West Chester University
Lit 165 Syllabus
ENG 020 Syllabus
About the Instructor
Notes for Introduction to Literature
Notes on the Art of Fiction: Early Forms
The Short Story
Graduate Students Define the Art of Fiction
Bartleby the Scrivener - Questions for Analysis
Notes on Melville
Critical Approaches to Literature
A Vocabulary for Short Fiction and Beyond
Study Guide for Fiction Exam
The Craft of Poetry
A Catalogue of Poems
Notes on Langston Hughes
Lines of Continuity
Poetry Take Home Exam
The Birth of Drama
A Doll House
Study Guide for the Final Exam
A Glossary of Literary Terms
Notes for Basic Writing (ENG 020)
The Rhetorical Situation
Essay #1 Assignment Sheet
Workshop Assignment for Essay#1
How to Write Descriptively
Building a Thesis
Overcoming Reader's Block
Analysis and the Culture of Advertising
Essay #2 Assignment Sheet
Writing Effective Introductions
Writing Effective Conclusions
Politics and the English Language
Propaganda: A Sample Analysis
Midterm Exam: Tips for Writing on the Spot
Notes on Rational Argument
Mapping the Parts of an Arugment
Announcements for LIT 165
Assignments for LIT 165
Announcements for ENG 020
Assignments for ENG 020
A Weblog for LIT 165
A Weblog for ENG 020
Join the Conversation
LIT 165 Discussion List
ENG 020 Discussion List
LINES OF CONTINUITY:
Poetry and Other Literary Genres Share ~~
has much in common with fiction.
- Poetry, like
fiction, is imaginative literature, a creative work of the imagination. Its
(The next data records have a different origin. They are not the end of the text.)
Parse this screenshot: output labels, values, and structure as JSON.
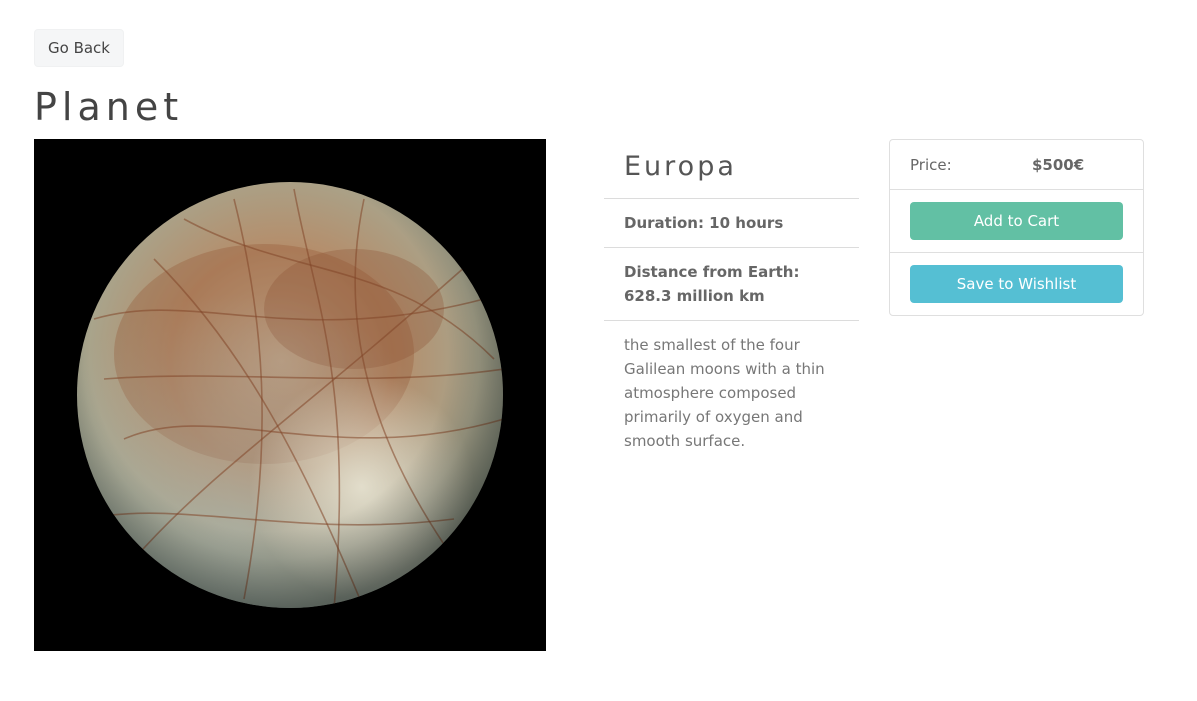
{
  "nav": {
    "back_label": "Go Back"
  },
  "page": {
    "title": "Planet"
  },
  "product": {
    "name": "Europa",
    "duration": "Duration: 10 hours",
    "distance": "Distance from Earth: 628.3 million km",
    "description": "the smallest of the four Galilean moons with a thin atmosphere composed primarily of oxygen and smooth surface.",
    "image_alt": "Europa"
  },
  "purchase": {
    "price_label": "Price:",
    "price_value": "$500€",
    "add_to_cart_label": "Add to Cart",
    "save_to_wishlist_label": "Save to Wishlist"
  },
  "colors": {
    "add_to_cart": "#62c0a4",
    "save_to_wishlist": "#55bfd3"
  }
}
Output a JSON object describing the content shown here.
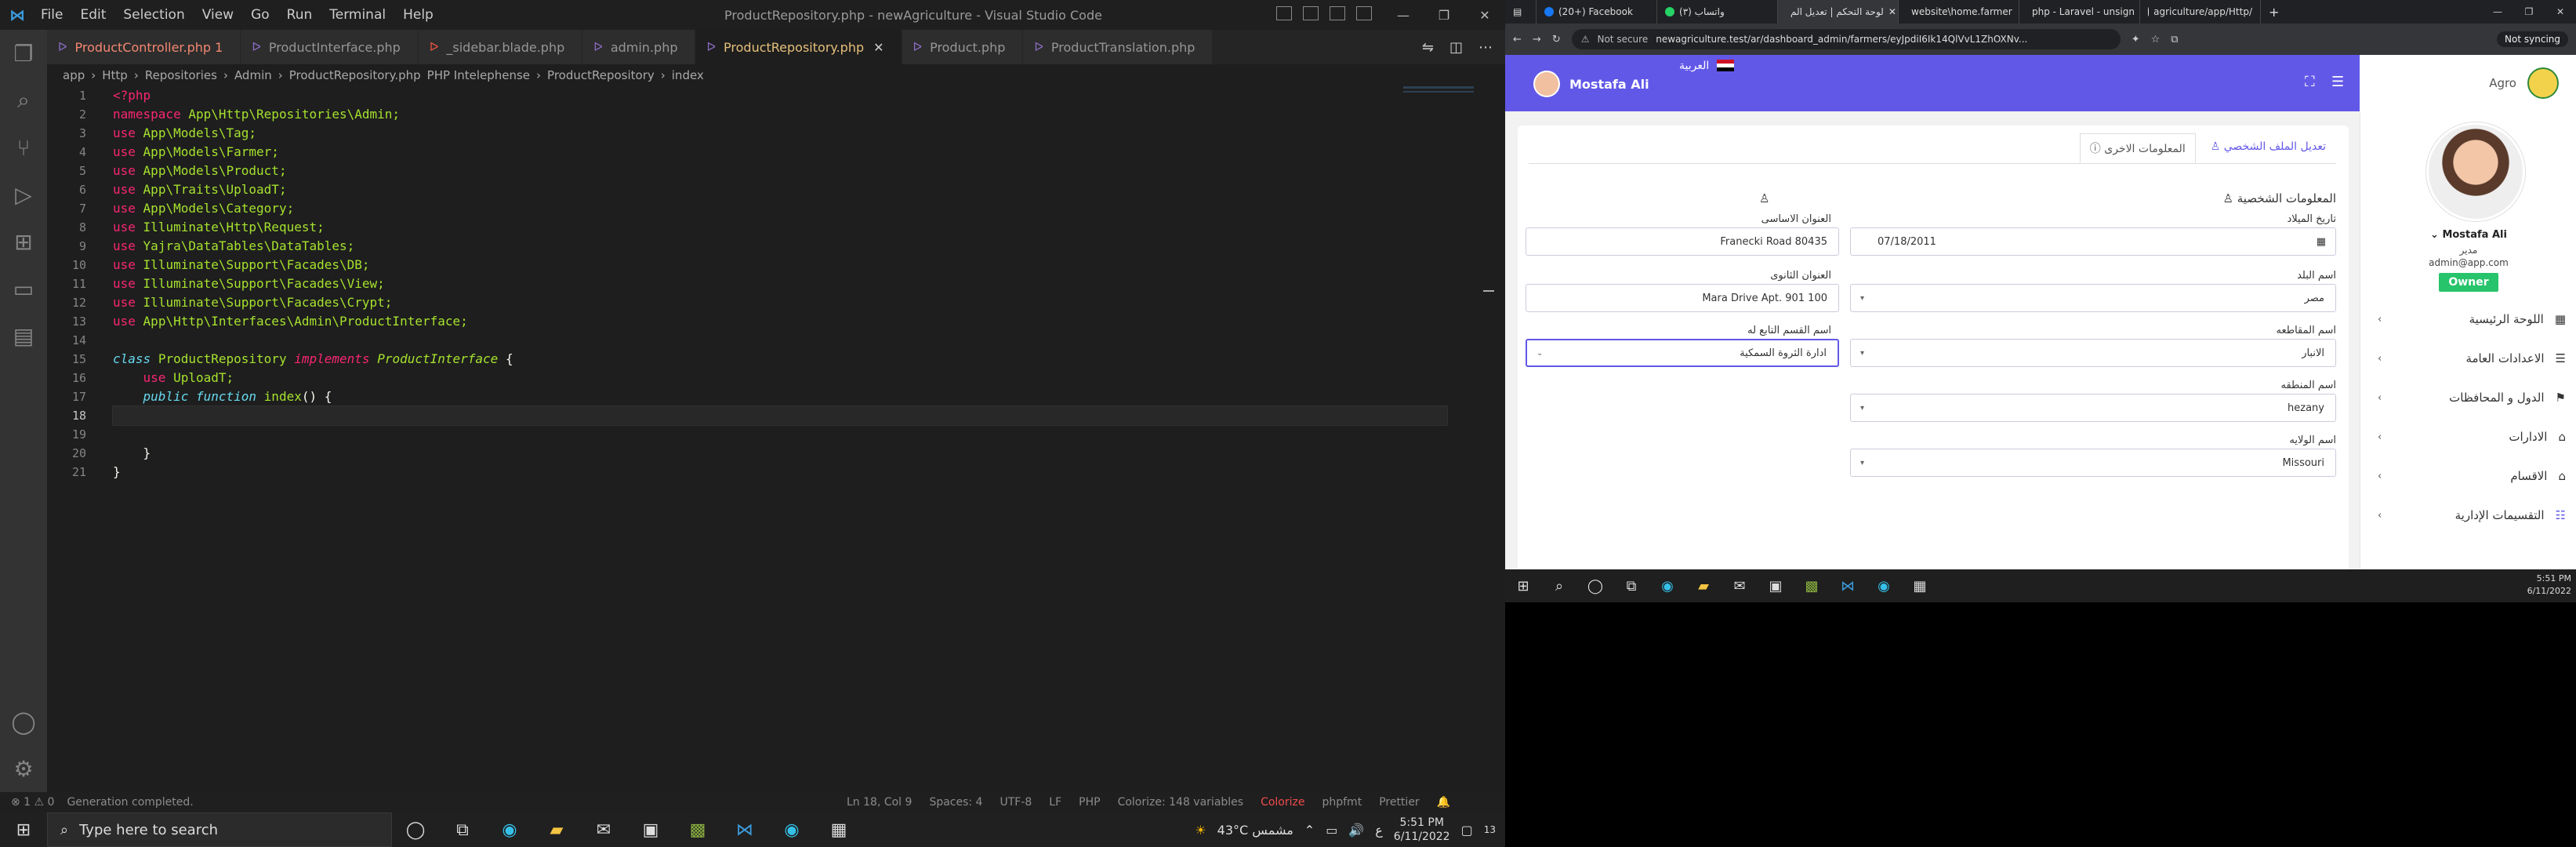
{
  "vscode": {
    "title": "ProductRepository.php - newAgriculture - Visual Studio Code",
    "menus": [
      "File",
      "Edit",
      "Selection",
      "View",
      "Go",
      "Run",
      "Terminal",
      "Help"
    ],
    "tabs": [
      {
        "label": "ProductController.php",
        "suffix": "1"
      },
      {
        "label": "ProductInterface.php"
      },
      {
        "label": "_sidebar.blade.php"
      },
      {
        "label": "admin.php"
      },
      {
        "label": "ProductRepository.php"
      },
      {
        "label": "Product.php"
      },
      {
        "label": "ProductTranslation.php"
      }
    ],
    "breadcrumb": [
      "app",
      "Http",
      "Repositories",
      "Admin",
      "ProductRepository.php",
      "PHP Intelephense",
      "ProductRepository",
      "index"
    ],
    "lines": [
      "1",
      "2",
      "3",
      "4",
      "5",
      "6",
      "7",
      "8",
      "9",
      "10",
      "11",
      "12",
      "13",
      "14",
      "15",
      "16",
      "17",
      "18",
      "19",
      "20",
      "21"
    ],
    "code": {
      "open": "<?php",
      "ns_kw": "namespace",
      "ns": "App\\Http\\Repositories\\Admin;",
      "u3": "App\\Models\\Tag;",
      "u4": "App\\Models\\Farmer;",
      "u5": "App\\Models\\Product;",
      "u6": "App\\Traits\\UploadT;",
      "u7": "App\\Models\\Category;",
      "u8": "Illuminate\\Http\\Request;",
      "u9": "Yajra\\DataTables\\DataTables;",
      "u10": "Illuminate\\Support\\Facades\\DB;",
      "u11": "Illuminate\\Support\\Facades\\View;",
      "u12": "Illuminate\\Support\\Facades\\Crypt;",
      "u13": "App\\Http\\Interfaces\\Admin\\ProductInterface;",
      "use": "use",
      "class_kw": "class",
      "class_name": "ProductRepository",
      "implements": "implements",
      "iface": "ProductInterface",
      "use_trait": "UploadT;",
      "public": "public",
      "function": "function",
      "method": "index",
      "parens": "() {",
      "brace_open": "{",
      "brace_close": "}"
    },
    "status": {
      "problems": "⊗ 1  ⚠ 0",
      "message": "Generation completed.",
      "position": "Ln 18, Col 9",
      "spaces": "Spaces: 4",
      "encoding": "UTF-8",
      "eol": "LF",
      "language": "PHP",
      "colorize_vars": "Colorize: 148 variables",
      "colorize": "Colorize",
      "phpfmt": "phpfmt",
      "prettier": "Prettier"
    }
  },
  "taskbar": {
    "search_placeholder": "Type here to search",
    "weather": "43°C  مشمس",
    "time": "5:51 PM",
    "date": "6/11/2022",
    "lang": "ع",
    "notif": "13"
  },
  "browser": {
    "tabs": [
      "(20+) Facebook",
      "(٣) واتساب",
      "لوحة التحكم | تعديل الم",
      "website\\home.farmer",
      "php - Laravel - unsign",
      "agriculture/app/Http/"
    ],
    "not_secure": "Not secure",
    "url": "newagriculture.test/ar/dashboard_admin/farmers/eyJpdiI6Ik14QlVvL1ZhOXNv...",
    "sync": "Not syncing",
    "clock_time": "5:51 PM",
    "clock_date": "6/11/2022"
  },
  "dashboard": {
    "user_name": "Mostafa Ali",
    "lang_label": "العربية",
    "brand": "Agro",
    "tab_edit_profile": "تعديل الملف الشخصي",
    "tab_other_info": "المعلومات الاخرى",
    "section_personal": "المعلومات الشخصية",
    "fields": {
      "dob_label": "تاريخ الميلاد",
      "dob_value": "07/18/2011",
      "addr1_label": "العنوان الاساسى",
      "addr1_value": "Franecki Road 80435",
      "country_label": "اسم البلد",
      "country_value": "مصر",
      "addr2_label": "العنوان الثانوى",
      "addr2_value": "Mara Drive Apt. 901 100",
      "province_label": "اسم المقاطعه",
      "province_value": "الانبار",
      "section_label": "اسم القسم التابع له",
      "section_value": "ادارة الثروة السمكية",
      "region_label": "اسم المنطقه",
      "region_value": "hezany",
      "state_label": "اسم الولايه",
      "state_value": "Missouri"
    },
    "sidebar": {
      "name": "Mostafa Ali",
      "role": "مدير",
      "email": "admin@app.com",
      "badge": "Owner",
      "items": [
        "اللوحة الرئيسية",
        "الاعدادات العامة",
        "الدول و المحافظات",
        "الادارات",
        "الاقسام",
        "التقسيمات الإدارية"
      ]
    }
  }
}
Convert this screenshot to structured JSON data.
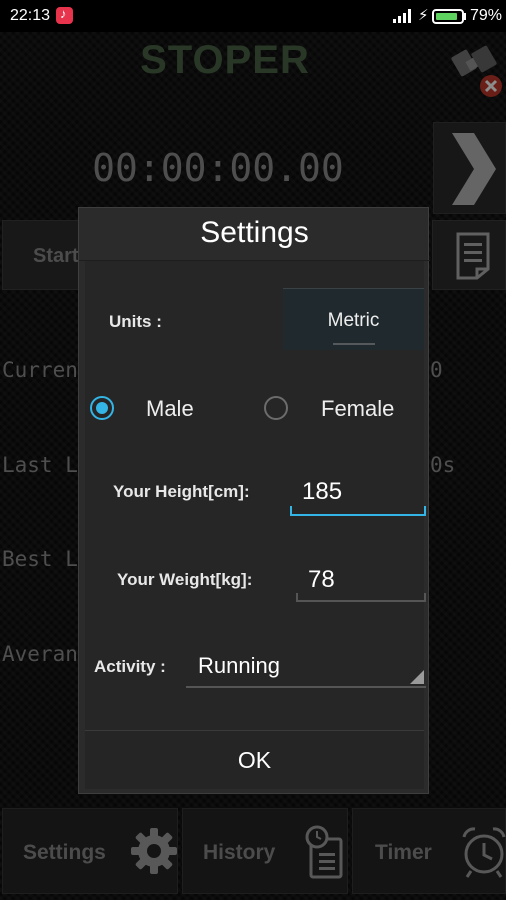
{
  "status_bar": {
    "time": "22:13",
    "battery": "79%"
  },
  "app": {
    "title": "STOPER",
    "timer": "00:00:00.00",
    "start_label": "Start",
    "stats": {
      "current_label": "Curren",
      "current_value": "0",
      "last_label": "Last L",
      "last_value": "0s",
      "best_label": "Best L",
      "average_label": "Averan"
    }
  },
  "bottom_nav": [
    {
      "label": "Settings",
      "icon": "gear-icon"
    },
    {
      "label": "History",
      "icon": "history-icon"
    },
    {
      "label": "Timer",
      "icon": "alarm-clock-icon"
    }
  ],
  "dialog": {
    "title": "Settings",
    "units_label": "Units :",
    "units_value": "Metric",
    "gender_options": [
      {
        "label": "Male",
        "selected": true
      },
      {
        "label": "Female",
        "selected": false
      }
    ],
    "height_label": "Your Height[cm]:",
    "height_value": "185",
    "weight_label": "Your Weight[kg]:",
    "weight_value": "78",
    "activity_label": "Activity :",
    "activity_value": "Running",
    "ok_label": "OK"
  },
  "colors": {
    "accent": "#33b5e5",
    "title_green": "#4b6548",
    "battery_green": "#5fd35f"
  }
}
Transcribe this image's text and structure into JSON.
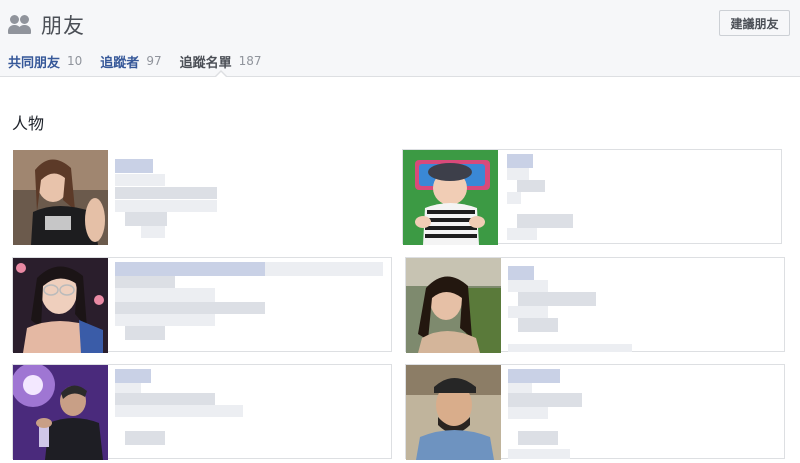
{
  "header": {
    "title": "朋友",
    "icon": "friends-icon",
    "suggest_button": "建議朋友"
  },
  "tabs": [
    {
      "label": "共同朋友",
      "count": "10"
    },
    {
      "label": "追蹤者",
      "count": "97"
    },
    {
      "label": "追蹤名單",
      "count": "187",
      "active": true
    }
  ],
  "section": {
    "title": "人物"
  },
  "people": [
    {
      "photo": "woman-black-top"
    },
    {
      "photo": "baby-striped"
    },
    {
      "photo": "woman-glasses"
    },
    {
      "photo": "woman-outdoor"
    },
    {
      "photo": "man-purple-light"
    },
    {
      "photo": "man-beard-cap"
    }
  ],
  "colors": {
    "link": "#365899",
    "header_bg": "#f6f7f9",
    "border": "#dddfe2",
    "muted": "#90949c"
  }
}
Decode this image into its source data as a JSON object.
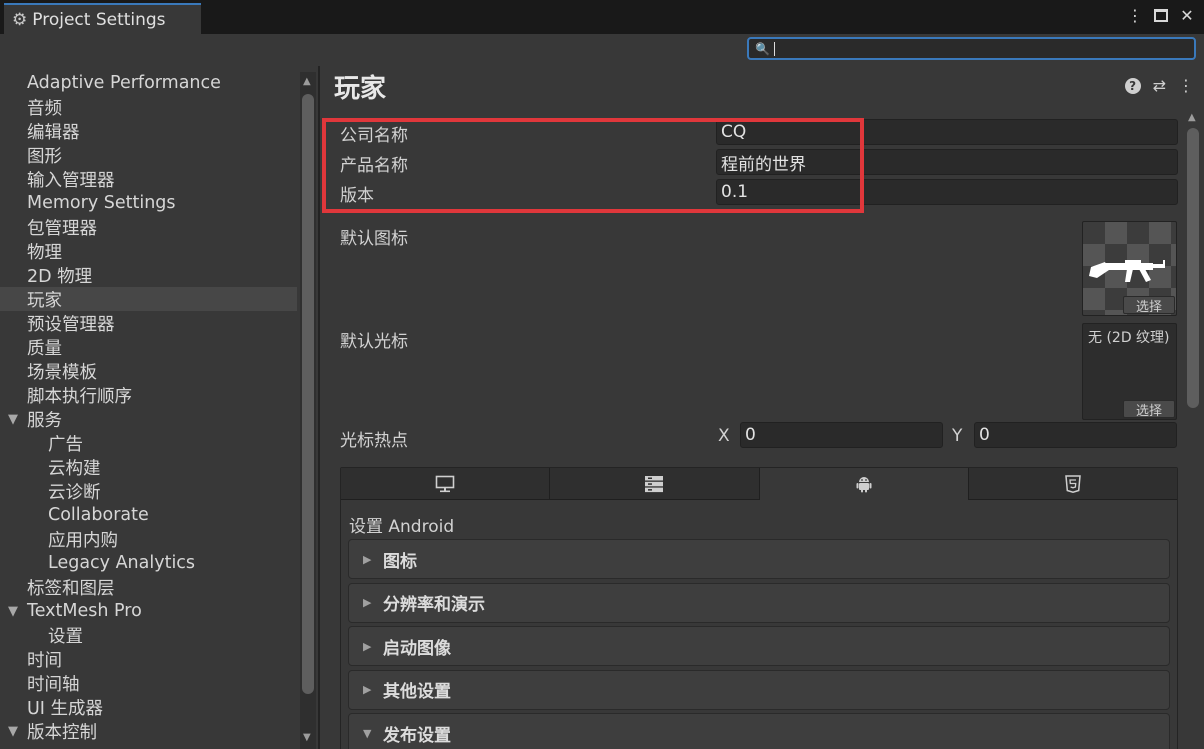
{
  "window": {
    "tab_title": "Project Settings",
    "tab_icon": "gear-icon",
    "more_icon": "⋮",
    "maximize_icon": "maximize-icon",
    "close_icon": "✕"
  },
  "search": {
    "value": "",
    "icon": "🔍"
  },
  "sidebar": {
    "items": [
      {
        "label": "Adaptive Performance",
        "indent": 0
      },
      {
        "label": "音频",
        "indent": 0
      },
      {
        "label": "编辑器",
        "indent": 0
      },
      {
        "label": "图形",
        "indent": 0
      },
      {
        "label": "输入管理器",
        "indent": 0
      },
      {
        "label": "Memory Settings",
        "indent": 0
      },
      {
        "label": "包管理器",
        "indent": 0
      },
      {
        "label": "物理",
        "indent": 0
      },
      {
        "label": "2D 物理",
        "indent": 0
      },
      {
        "label": "玩家",
        "indent": 0,
        "selected": true
      },
      {
        "label": "预设管理器",
        "indent": 0
      },
      {
        "label": "质量",
        "indent": 0
      },
      {
        "label": "场景模板",
        "indent": 0
      },
      {
        "label": "脚本执行顺序",
        "indent": 0
      },
      {
        "label": "服务",
        "indent": 0,
        "expanded": true
      },
      {
        "label": "广告",
        "indent": 1
      },
      {
        "label": "云构建",
        "indent": 1
      },
      {
        "label": "云诊断",
        "indent": 1
      },
      {
        "label": "Collaborate",
        "indent": 1
      },
      {
        "label": "应用内购",
        "indent": 1
      },
      {
        "label": "Legacy Analytics",
        "indent": 1
      },
      {
        "label": "标签和图层",
        "indent": 0
      },
      {
        "label": "TextMesh Pro",
        "indent": 0,
        "expanded": true
      },
      {
        "label": "设置",
        "indent": 1
      },
      {
        "label": "时间",
        "indent": 0
      },
      {
        "label": "时间轴",
        "indent": 0
      },
      {
        "label": "UI 生成器",
        "indent": 0
      },
      {
        "label": "版本控制",
        "indent": 0,
        "expanded": true
      }
    ]
  },
  "main": {
    "title": "玩家",
    "company_label": "公司名称",
    "company_value": "CQ",
    "product_label": "产品名称",
    "product_value": "程前的世界",
    "version_label": "版本",
    "version_value": "0.1",
    "default_icon_label": "默认图标",
    "default_cursor_label": "默认光标",
    "cursor_none_text": "无 (2D 纹理)",
    "select_label": "选择",
    "hotspot_label": "光标热点",
    "hotspot_x_label": "X",
    "hotspot_x_value": "0",
    "hotspot_y_label": "Y",
    "hotspot_y_value": "0",
    "platform_tabs": [
      {
        "icon": "desktop-icon",
        "active": false
      },
      {
        "icon": "server-icon",
        "active": false
      },
      {
        "icon": "android-icon",
        "active": true
      },
      {
        "icon": "html5-icon",
        "active": false
      }
    ],
    "platform_title": "设置 Android",
    "sections": [
      {
        "label": "图标",
        "expanded": false
      },
      {
        "label": "分辨率和演示",
        "expanded": false
      },
      {
        "label": "启动图像",
        "expanded": false
      },
      {
        "label": "其他设置",
        "expanded": false
      },
      {
        "label": "发布设置",
        "expanded": true
      }
    ]
  },
  "colors": {
    "accent": "#3a79bb",
    "highlight_box": "#e0373b",
    "background": "#383838"
  }
}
author has created a world we can enter into that will at some level bring
us back meaningfully to our own world. It's that same imaginative journey.
- Poetry has characters.
The speaker in a poem is a "character." It's not developed in the
same way it might be in a short story, but the voice of the speaker in a poem
is analogous to the narrator of a short story--it's the voice communicating
with us, speaking to us, or, at least, speaking, and we're overhearing it.
Sometimes poems contain characters that the speaker tells us about. Sometimes
poems are even little narratives, little vignettes. They're pretty different
from the kinds of plotted stories fiction offers, but they are stories. (You
can't imagine a short story writer giving us "Stopping by Woods"
or "Dust of Snow," for instance, but they are brief stories, nonetheless.)
- Sometimes poems
are more developed more like short stories ("Rain," for example).
has point of view.
The speaker provides us with a perspective, a vantage point from which to
view thought, ideas, feelings, actions. The speaker is analogous, as we already
said, to a short story's narrator.
- Poems share
many literary elements with fiction (and drama). Including:
THEME (Although Archibald MacLeish tells us a poem "shouldn't
mean but be," most readers look for meaning in poems anyway. We can look
at "Those Winter Sundays" (p. 532) as well as any other poem on
any other list!
AMBIGUITY. Poems are "open to interpretation" to a very high
degree! We can look at "My Papa's Waltz" (p. 701).
IRONY. Poets, along with many other kinds of writers, have that ironic
sense. We can look at a few good examples--"The Unknown Citizen"
(p. 874), "Richard Cory" (p. 640), and "Golf Links" (handout).
SYMBOL. Recall "Stopping by Woods on a Snowy Evening." Remember
how the speaker visits those snowy woods, which might symbolize that final
resting place, his attraction to death? And how at the end of the poem he
leaves the woods and chooses life? Well, other poems can be read symbolically,
too. Let's look at "Aunt Jennifer's Tigers" (handout), "Rain"
(handout), and "The Tyger" (handout and on p. 698).
PARADOX. What can it mean that "much madness is divinest sense"?
Check out Emily Dickenson's poem on p. 761 for a good look at paradox.